Tinder is the dead, dry plant-based material that is capable of turning a coal, ember or spark into a flame. Tinder is one of the foundation pieces for fire making, and you can often find excellent tinder in the form of grasses, leaves, pine needles, fibrous tree bark, weed tops, seed down, wood shavings, and more unusual stuff like palm fibre and certain mosses. Whatever you choose, these natural materials should have several things in common.
First, it should all be dead—but usually not rotten—plant based materials. Rotten plants usually lose more and more of their fuel value as they decompose. But there are always exceptions. Just remember ... dead plant-based materials.
Second, it should be as dry as it possibly can be. In rainy weather, this may mean finding a few scraps of tinder at a time, even one leaf at a time, and KEEPING the tinder dry while you search for more.
Finally, it should be light, airy and have a lot of surface area for its mass. In other words, it needs to be fluffy. Materials that are not fluffy should be processed in some way to increase their surface area so that they can reach their combustion temperature as quickly as possible.
Not every tinder type is “ready to use” when you find it in nature. It may be too coarse, too flat, or too solid to burn effectively. But with the right processing technique, we can change this vital material - increasing its surface area and enabling it to burn quickly and easily. Here are three ways you can get your materials in shape for fire starting.
1. Shred It
That’s right, tear it apart by hand! Start by tearing at large sections, and then tear the remainders into shreds.

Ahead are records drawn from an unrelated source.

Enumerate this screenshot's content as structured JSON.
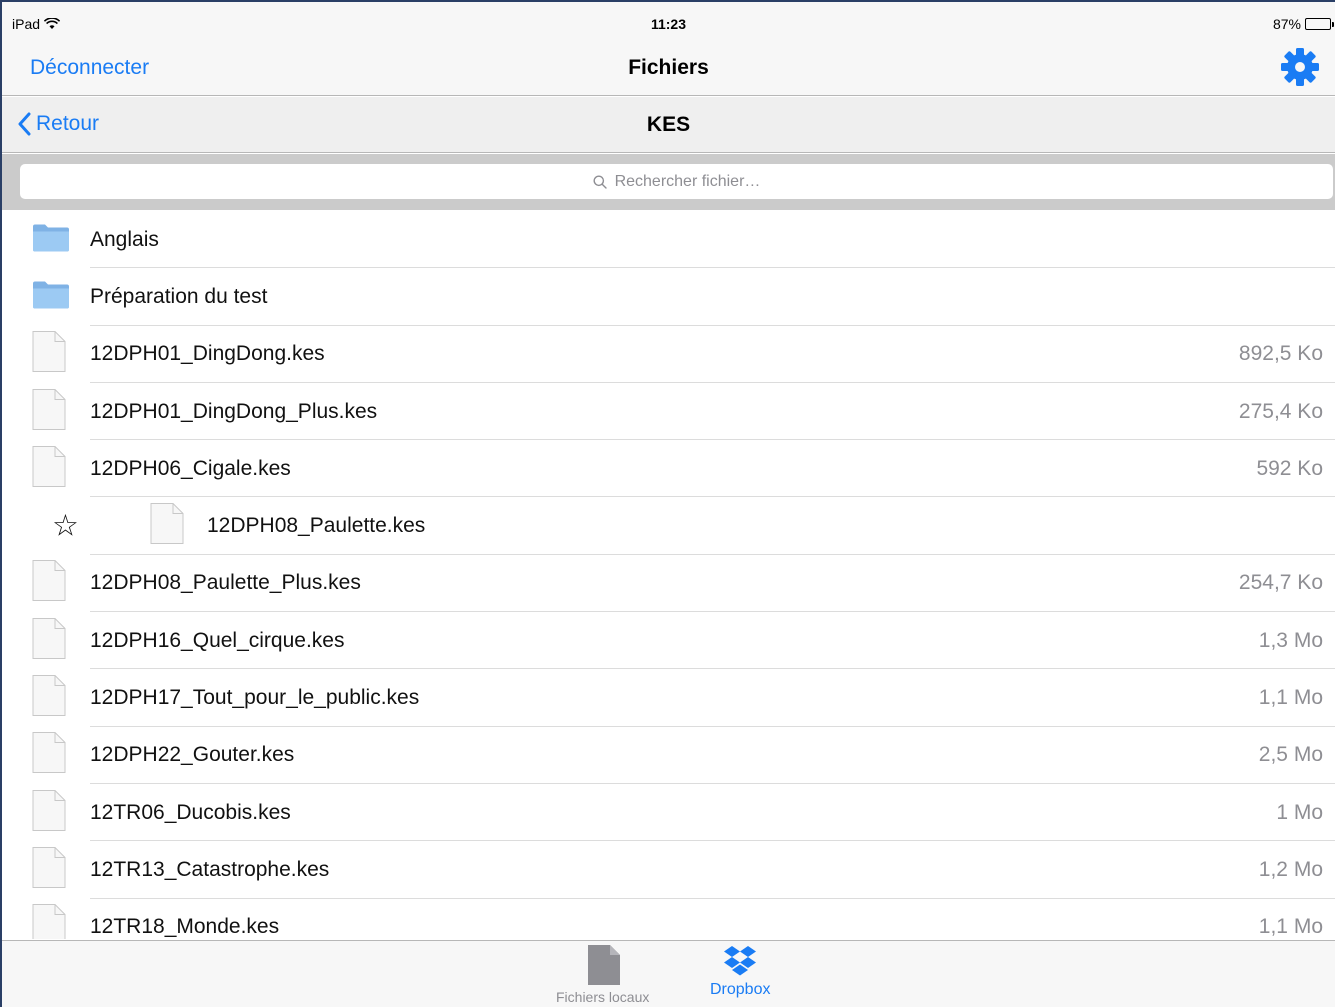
{
  "status": {
    "device": "iPad",
    "time": "11:23",
    "battery": "87%",
    "battery_level": 0.87
  },
  "navbar": {
    "left_button": "Déconnecter",
    "title": "Fichiers",
    "right_icon": "gear-icon"
  },
  "subnav": {
    "back_label": "Retour",
    "title": "KES"
  },
  "search": {
    "placeholder": "Rechercher fichier…"
  },
  "items": [
    {
      "type": "folder",
      "name": "Anglais",
      "size": ""
    },
    {
      "type": "folder",
      "name": "Préparation du test",
      "size": ""
    },
    {
      "type": "file",
      "name": "12DPH01_DingDong.kes",
      "size": "892,5 Ko"
    },
    {
      "type": "file",
      "name": "12DPH01_DingDong_Plus.kes",
      "size": "275,4 Ko"
    },
    {
      "type": "file",
      "name": "12DPH06_Cigale.kes",
      "size": "592 Ko"
    },
    {
      "type": "file",
      "name": "12DPH08_Paulette.kes",
      "size": "",
      "starred": true
    },
    {
      "type": "file",
      "name": "12DPH08_Paulette_Plus.kes",
      "size": "254,7 Ko"
    },
    {
      "type": "file",
      "name": "12DPH16_Quel_cirque.kes",
      "size": "1,3 Mo"
    },
    {
      "type": "file",
      "name": "12DPH17_Tout_pour_le_public.kes",
      "size": "1,1 Mo"
    },
    {
      "type": "file",
      "name": "12DPH22_Gouter.kes",
      "size": "2,5 Mo"
    },
    {
      "type": "file",
      "name": "12TR06_Ducobis.kes",
      "size": "1 Mo"
    },
    {
      "type": "file",
      "name": "12TR13_Catastrophe.kes",
      "size": "1,2 Mo"
    },
    {
      "type": "file",
      "name": "12TR18_Monde.kes",
      "size": "1,1 Mo"
    }
  ],
  "tabs": [
    {
      "label": "Fichiers locaux",
      "icon": "document-icon",
      "active": false
    },
    {
      "label": "Dropbox",
      "icon": "dropbox-icon",
      "active": true
    }
  ],
  "colors": {
    "accent": "#1a7cf4",
    "secondary_text": "#8e8e93"
  }
}
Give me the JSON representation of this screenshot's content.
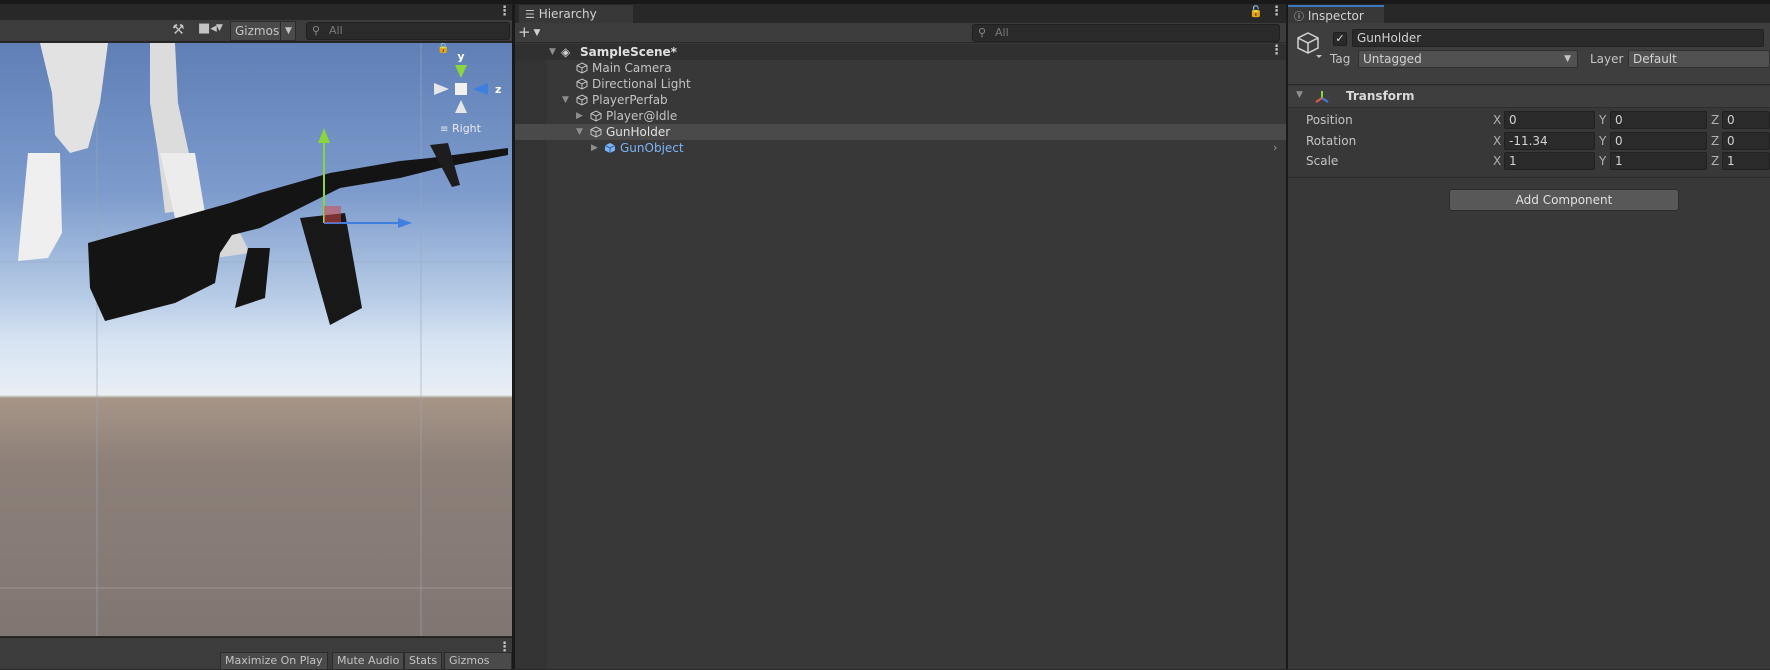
{
  "scene": {
    "gizmos_label": "Gizmos",
    "search_placeholder": "All",
    "axis_y": "y",
    "axis_z": "z",
    "view_label": "Right"
  },
  "game": {
    "buttons": [
      "Maximize On Play",
      "Mute Audio",
      "Stats",
      "Gizmos"
    ]
  },
  "hierarchy": {
    "tab_label": "Hierarchy",
    "search_placeholder": "All",
    "scene_name": "SampleScene*",
    "items": [
      {
        "label": "Main Camera"
      },
      {
        "label": "Directional Light"
      },
      {
        "label": "PlayerPerfab"
      },
      {
        "label": "Player@Idle"
      },
      {
        "label": "GunHolder"
      },
      {
        "label": "GunObject"
      }
    ]
  },
  "inspector": {
    "tab_label": "Inspector",
    "object_name": "GunHolder",
    "tag_label": "Tag",
    "tag_value": "Untagged",
    "layer_label": "Layer",
    "layer_value": "Default",
    "component_name": "Transform",
    "rows": [
      {
        "label": "Position",
        "x": "0",
        "y": "0",
        "z": "0"
      },
      {
        "label": "Rotation",
        "x": "-11.34",
        "y": "0",
        "z": "0"
      },
      {
        "label": "Scale",
        "x": "1",
        "y": "1",
        "z": "1"
      }
    ],
    "axis_labels": [
      "X",
      "Y",
      "Z"
    ],
    "add_component_label": "Add Component"
  },
  "colors": {
    "accent": "#3a79bb",
    "prefab_blue": "#7ab4f5",
    "panel_bg": "#383838"
  }
}
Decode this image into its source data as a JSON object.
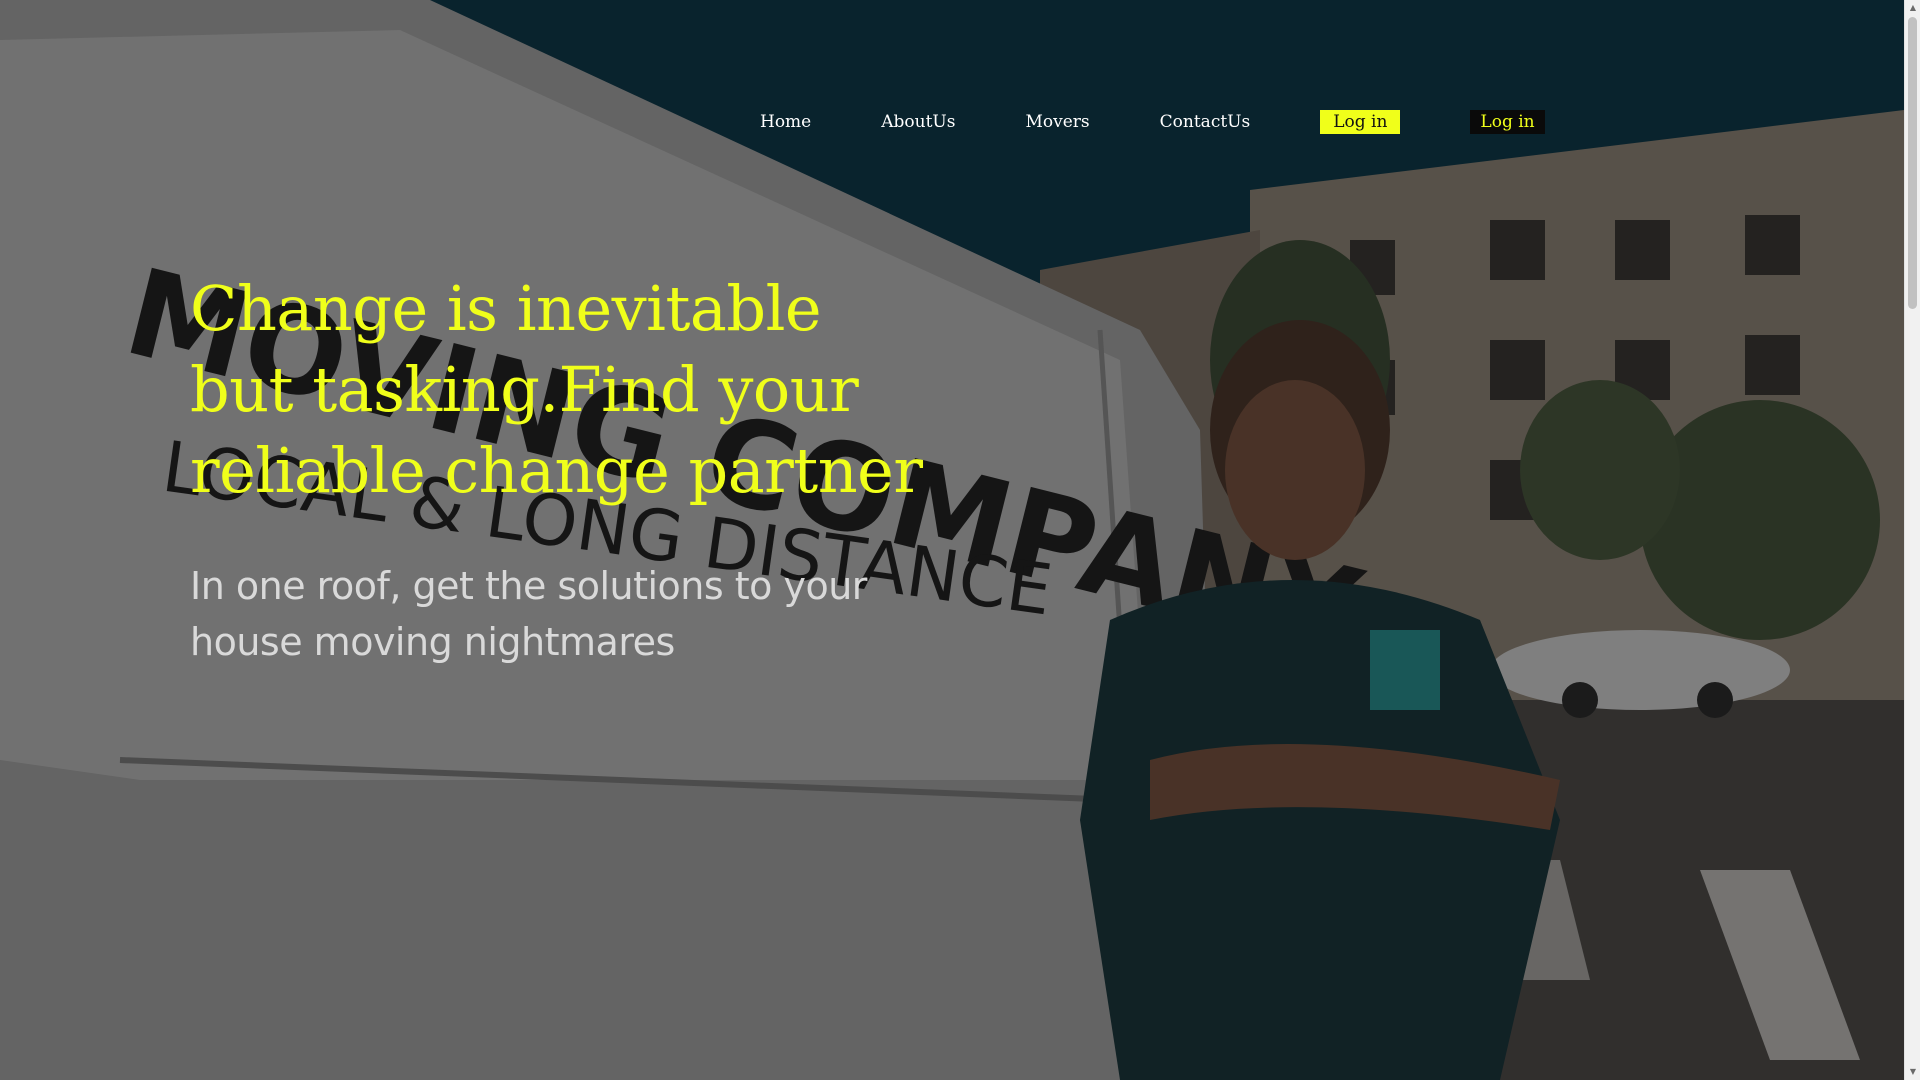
{
  "nav": {
    "links": [
      "Home",
      "AboutUs",
      "Movers",
      "ContactUs"
    ],
    "login_primary": "Log in",
    "login_secondary": "Log in"
  },
  "hero": {
    "headline": "Change is inevitable but tasking.Find your reliable change partner",
    "subheadline": "In one roof, get the solutions to your house moving nightmares",
    "van_lettering": "MOVING COMPANY LOCAL & LONG DISTANCE"
  },
  "colors": {
    "accent": "#f0ff1a",
    "nav_text": "#ffffff",
    "sub_text": "#d9d9d9",
    "dark_button": "#0a0a0a"
  },
  "icons": {
    "scroll_up": "triangle-up-icon",
    "scroll_down": "triangle-down-icon"
  }
}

This technique works well for tree bark fibre (like tulip poplar, basswood, cedar, pawpaw and many others). You can also shred weed tops and seed down into a fluffier form.
2. Pound Away
Easy and therapeutic, pounding your tinder with a rock can separate the fibres nicely (and give you a constructive place to vent your rage). Most of the fibrous dead inner tree barks and plant stalk fibres work really well with this trick. Wad up the fibres into a ball or fold them into a linear bundle, and pound them with a rock or similar hard object. Turn the bundle often, and you’ll cover all of your surface area with no trouble. Pound your tinder on a hard log or a stone for best results. Keep working until your tinder has the desired fluffiness. If you don’t have a dry place to work, shred the tinder instead of pounding. By pounding on damp or wet surfaces, you’re driving moisture into the tinder and reducing its flammability.
3. Scrape and Scratch
When dealing with trees that have a fibrous outer bark (like cedar, cypress and juniper), you can use your trusty knife or even a sharp stone to scrape off fibrous tinder. This can even be done on live trees, without harming them. Just scrape off some of the fibrous outer bark, and collect the fuzz you remove. You can also scrape wood to make wood shavings if no other tinder is available (or dry).